July 07, 2007

Following too close after truth

Jumpstart for 7/3/2007: Dot tries to teach Joe proper grammar, while Joe teaches Dot about NASCAR:

Though I hate to get between a mother and her son, I have to side with Joe on the grammatical point. The word close is among those English vocables that never quite recovered from a morphologically unfortunate incident a thousand years ago, when Old English mislaid its final short e's, including what was then the adverbial ending. As John Cowan put it, in a comment quoted in an earlier Language Log post ("Amid this vague uncertainty, who walks safe?", 2/23/2007),

Adverbs in adjective form have been around in English since forever, or at least since the fall of final short e, which was the original adverb ending. In OE, we had a contrast between læt ’slow’ and læte ’slowly’, but later these came to be pronounced identically. Similar stories stand behind go fast and hit hard and many other adverbs, most of them monosyllabic.

Indeed, the ModE adverb ending -ly was -lice in OE, a compound of -lic (same as lic ‘body, corpse’ > lich, lyke ‘corpse’) and this same original -e.

As a result, the OED doesn't even try to distinguish close the adjective from close the adverb, but gives just one entry for both, which includes the relevant examples:

a1400 Morte Arth. 1196 The clubbe..That in couerte the kynge helde closse to hym seluene.
1601 SHAKES. Jul. C. IV. iii. 164 Now sit we close about this Taper heere.
1611 BIBLE Prov. xviii. 24 A friend that sticketh closer then a brother.
—— Jer. xlii. 16 The famine..shall follow close after you.

And as a modern example of the continuing equivocation about close vs. closely, the OED's entry for dog, v. includes the glosses

1. trans. a. To follow like a dog; to follow pertinaciously or closely


2. intr. or absol. To follow close.

Turning to Literature Online, we find that "follow close" has 47 hits in poetry, 38 in drama and 30 in prose, whereas "follow closely" has 6 in poetry, 6 in drama, and 12 in prose.

We can find citations for the "follow close" choice in works by Alexander Pope, John Keats, Mary Shelley, Bret Harte, Walt Whitman, John Wesley, Charles Dickens, Anthony Trollope, among other notables.

But as Charles F. Briggs put in in 1843 (The Haunted Merchant, Chapter 1)

... Sir Walter Raleigh advises the writer of history even, not to follow too close after Truth, lest he should get a kick from her heels.
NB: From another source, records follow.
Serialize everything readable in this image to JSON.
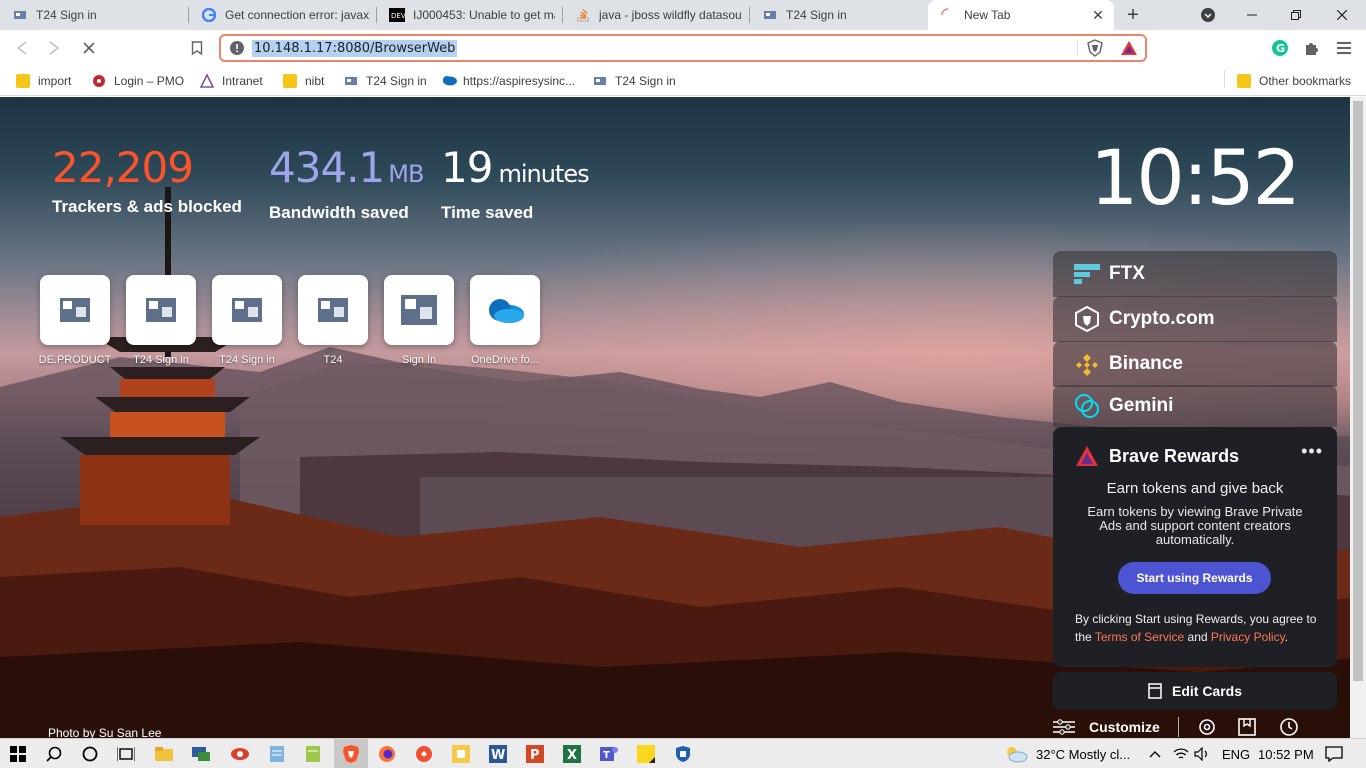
{
  "browser": {
    "tabs": [
      {
        "title": "T24 Sign in",
        "icon": "t24-icon"
      },
      {
        "title": "Get connection error: javax.",
        "icon": "google-icon"
      },
      {
        "title": "IJ000453: Unable to get mar",
        "icon": "dev-icon"
      },
      {
        "title": "java - jboss wildfly datasour",
        "icon": "stackoverflow-icon"
      },
      {
        "title": "T24 Sign in",
        "icon": "t24-icon"
      },
      {
        "title": "New Tab",
        "icon": "loading-icon"
      }
    ],
    "window_controls": [
      "minimize",
      "restore",
      "close"
    ],
    "url": "10.148.1.17:8080/BrowserWeb",
    "bookmarks": [
      {
        "label": "import",
        "icon": "folder-icon"
      },
      {
        "label": "Login – PMO",
        "icon": "pmo-icon"
      },
      {
        "label": "Intranet",
        "icon": "intranet-icon"
      },
      {
        "label": "nibt",
        "icon": "folder-icon"
      },
      {
        "label": "T24 Sign in",
        "icon": "t24-icon"
      },
      {
        "label": "https://aspiresysinc...",
        "icon": "onedrive-icon"
      },
      {
        "label": "T24 Sign in",
        "icon": "t24-icon"
      }
    ],
    "other_bookmarks": "Other bookmarks"
  },
  "ntp": {
    "stats": {
      "trackers_value": "22,209",
      "trackers_label": "Trackers & ads blocked",
      "bandwidth_value": "434.1",
      "bandwidth_unit": "MB",
      "bandwidth_label": "Bandwidth saved",
      "time_value": "19",
      "time_unit": "minutes",
      "time_label": "Time saved"
    },
    "clock": "10:52",
    "top_sites": [
      {
        "label": "DE.PRODUCT",
        "icon": "t24-globe-icon"
      },
      {
        "label": "T24 Sign in",
        "icon": "t24-globe-icon"
      },
      {
        "label": "T24 Sign in",
        "icon": "t24-globe-icon"
      },
      {
        "label": "T24",
        "icon": "t24-globe-icon"
      },
      {
        "label": "Sign In",
        "icon": "t24-globe-icon"
      },
      {
        "label": "OneDrive fo...",
        "icon": "onedrive-icon"
      }
    ],
    "crypto_cards": [
      {
        "label": "FTX",
        "icon": "ftx-icon"
      },
      {
        "label": "Crypto.com",
        "icon": "cryptocom-icon"
      },
      {
        "label": "Binance",
        "icon": "binance-icon"
      },
      {
        "label": "Gemini",
        "icon": "gemini-icon"
      }
    ],
    "rewards": {
      "title": "Brave Rewards",
      "subtitle": "Earn tokens and give back",
      "description": "Earn tokens by viewing Brave Private Ads and support content creators automatically.",
      "cta": "Start using Rewards",
      "terms_prefix": "By clicking Start using Rewards, you agree to the",
      "terms_link": "Terms of Service",
      "terms_and": "and",
      "privacy_link": "Privacy Policy",
      "terms_suffix": "."
    },
    "edit_cards": "Edit Cards",
    "customize": "Customize",
    "photo_credit_prefix": "Photo by",
    "photo_credit_author": "Su San Lee"
  },
  "taskbar": {
    "weather": "32°C  Mostly cl...",
    "language": "ENG",
    "time": "10:52 PM"
  },
  "colors": {
    "trackers": "#fb542b",
    "bandwidth": "#a0a5eb",
    "accent_button": "#4c54d2",
    "link": "#ff7654"
  }
}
So perhaps this is enough overinterpretation of the funny papers for today.

[Hat tip: Timm Ferree]

Posted by Mark Liberman at July 7, 2007 07:20 AM